First off, when I Google (on desktop, in Firefox) “Bernie Sanders jobs guarantee” I am presented first with the “Top Stories” window which shows three links, one from National Review, one from the Washington Post, and one from National Review. A great big sarcastic “Hmmmmmm…” seems in order.
Then the first link presented is from… the National Review. I guess it is no surprise that the most vocal opponents would have the most links in search results. This first article , by Robert Verbruggen, is about the commonalities with a GOP food-stamp reform. Okay, gross.
The ideal setup is closer to the GOP approach, but less harsh. It includes strong work requirements in poverty programs, coupled with a fair option for able-bodied people who are struggling to find jobs, something constructive they can do for a reasonable amount of time in exchange for the assistance they receive.
“Less harsh,” as in, maybe, if you are disabled you don’t have to work, or you only have to work a little? If you are on Medicaid and care for a disabled child, how harsh is too harsh?
I should hope we would disagree about what “reasonable” means here, at the very least.
He notes, a little later on, that about a quarter of the population works for less than $15 per hour, and such a generous jobs guarantee would put “a tremendous amount of pressure” on private-sector employers. Um, okay… isn’t that the beauty of the “free market”? It can withstand all kinds of tremendous pressure?
Maybe some pressure is what the private sector needs. Maybe a little competition would encourage employers to raise wages to something a little closer to where they should be if they tracked productivity? Maybe.

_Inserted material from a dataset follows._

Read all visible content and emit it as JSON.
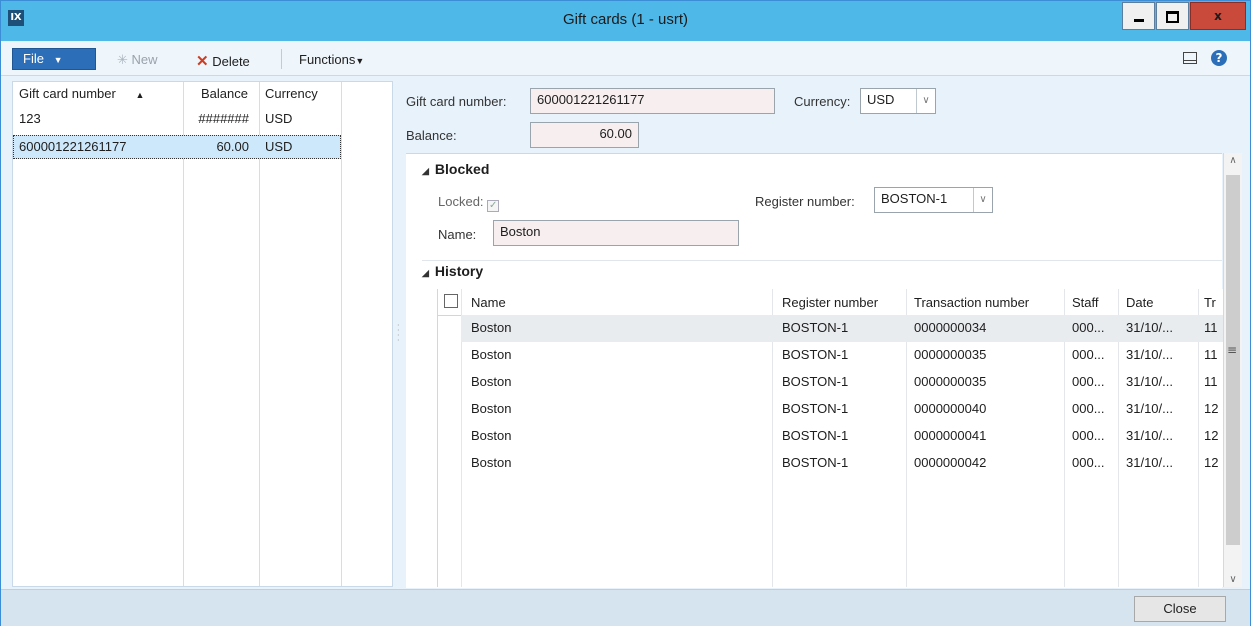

Every Republican has about twenty hours of speech ready to go about how great work is and how everyone needs to love to work. But the logical leap is never made to wanting to help people get jobs.